#### Work order:
A single figure is wanted: the count of lines below containing the string "video".

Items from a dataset
============

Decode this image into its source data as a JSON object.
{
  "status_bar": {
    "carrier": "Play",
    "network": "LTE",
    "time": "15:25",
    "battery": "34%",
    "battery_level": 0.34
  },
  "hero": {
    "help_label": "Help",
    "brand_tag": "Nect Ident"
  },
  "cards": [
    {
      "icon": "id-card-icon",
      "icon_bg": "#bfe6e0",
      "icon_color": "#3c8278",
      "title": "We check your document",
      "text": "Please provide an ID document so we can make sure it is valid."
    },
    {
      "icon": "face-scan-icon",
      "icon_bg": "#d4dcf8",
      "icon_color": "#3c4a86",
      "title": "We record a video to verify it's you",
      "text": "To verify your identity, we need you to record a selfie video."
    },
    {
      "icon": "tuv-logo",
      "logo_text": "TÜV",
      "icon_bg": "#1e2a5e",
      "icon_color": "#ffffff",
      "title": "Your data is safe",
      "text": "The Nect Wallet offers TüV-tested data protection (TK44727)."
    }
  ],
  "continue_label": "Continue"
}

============

#### Solution to this task:
2